- [Task description]:
Within the records below, find each line that holds the string "icon", then copy it.

- [Record excerpts]:
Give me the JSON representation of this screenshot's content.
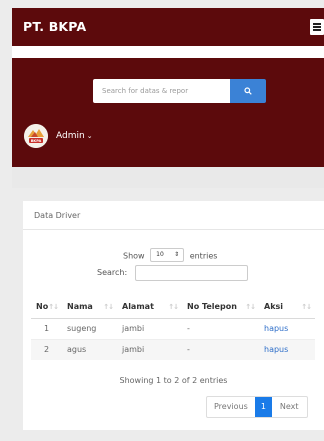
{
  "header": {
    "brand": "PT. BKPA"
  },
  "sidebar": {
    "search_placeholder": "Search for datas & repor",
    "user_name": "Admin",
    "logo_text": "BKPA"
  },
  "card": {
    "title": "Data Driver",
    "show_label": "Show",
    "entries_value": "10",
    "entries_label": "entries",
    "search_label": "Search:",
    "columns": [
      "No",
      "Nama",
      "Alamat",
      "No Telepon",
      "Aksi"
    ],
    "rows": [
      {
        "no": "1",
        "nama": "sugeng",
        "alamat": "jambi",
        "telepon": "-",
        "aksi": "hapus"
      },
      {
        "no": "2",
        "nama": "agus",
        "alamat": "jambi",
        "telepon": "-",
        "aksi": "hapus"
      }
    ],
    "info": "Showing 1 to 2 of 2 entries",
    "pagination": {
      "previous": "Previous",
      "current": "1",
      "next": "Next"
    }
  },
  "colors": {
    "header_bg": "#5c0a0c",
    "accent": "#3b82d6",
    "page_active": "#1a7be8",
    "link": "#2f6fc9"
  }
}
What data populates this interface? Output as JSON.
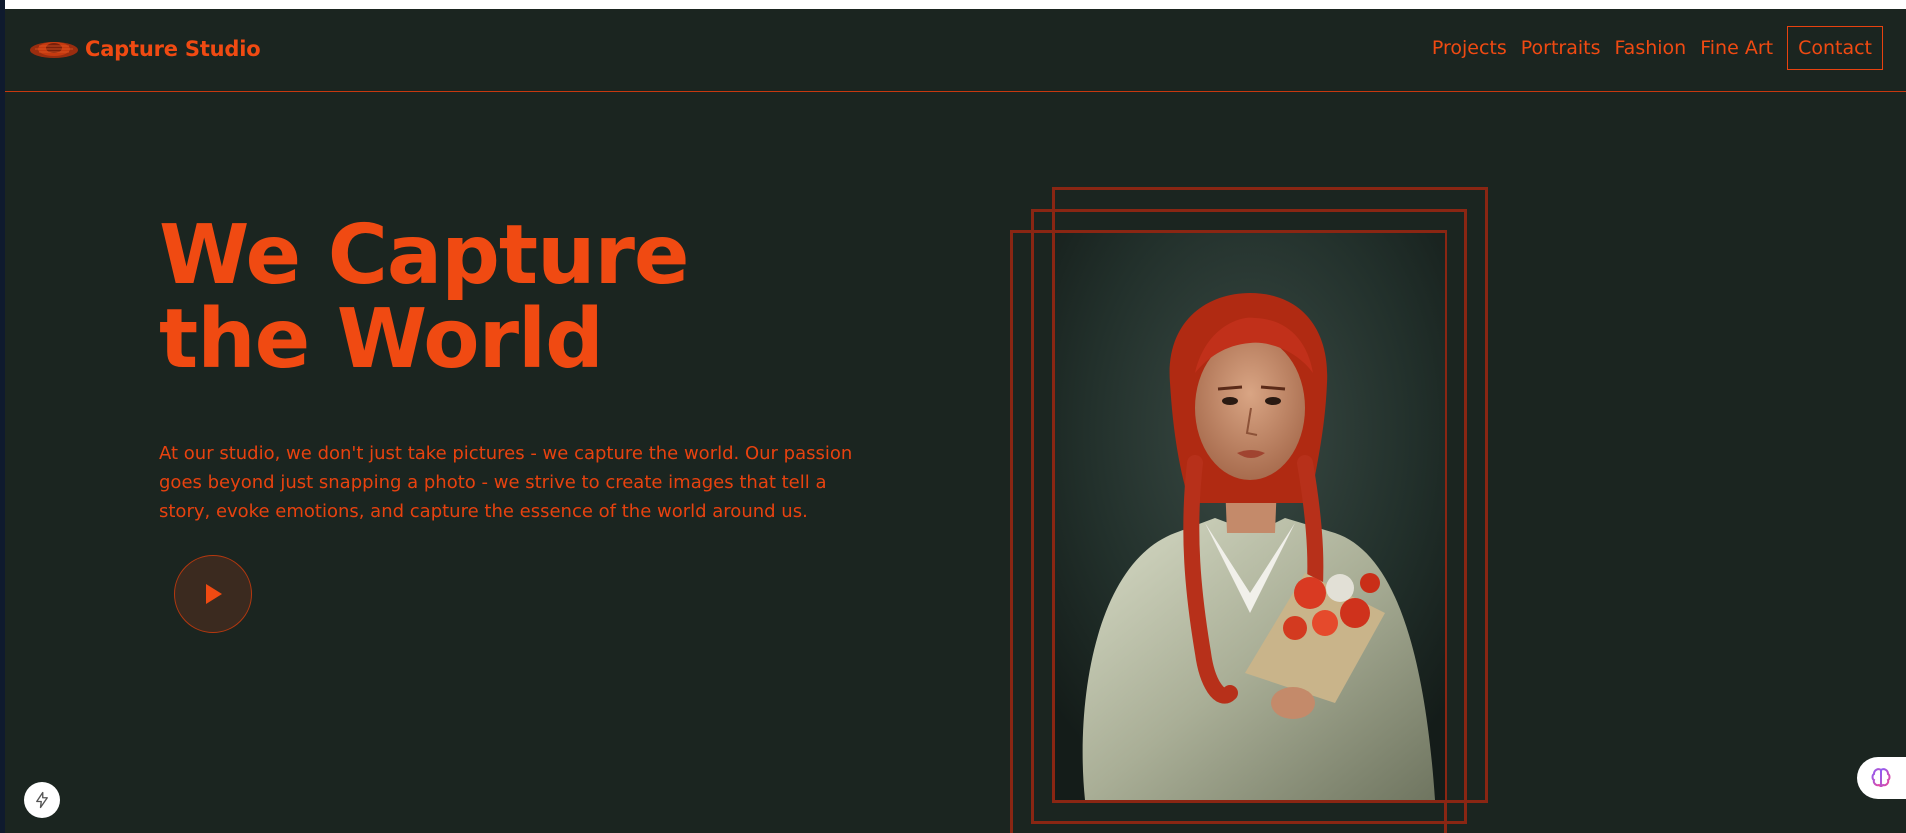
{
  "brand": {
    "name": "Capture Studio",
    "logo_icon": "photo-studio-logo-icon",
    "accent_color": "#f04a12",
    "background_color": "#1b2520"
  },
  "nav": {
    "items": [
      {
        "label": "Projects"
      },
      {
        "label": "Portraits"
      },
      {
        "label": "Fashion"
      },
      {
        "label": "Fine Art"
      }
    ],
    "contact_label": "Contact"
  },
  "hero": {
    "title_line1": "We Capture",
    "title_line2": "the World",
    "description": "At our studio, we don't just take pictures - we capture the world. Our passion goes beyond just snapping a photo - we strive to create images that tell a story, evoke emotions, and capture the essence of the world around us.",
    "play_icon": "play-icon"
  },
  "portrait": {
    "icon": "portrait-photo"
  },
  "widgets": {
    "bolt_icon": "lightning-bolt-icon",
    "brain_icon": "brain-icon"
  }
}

- [Answer to this task]:
    "logo_icon": "photo-studio-logo-icon",
    "play_icon": "play-icon"
    "icon": "portrait-photo"
    "bolt_icon": "lightning-bolt-icon",
    "brain_icon": "brain-icon"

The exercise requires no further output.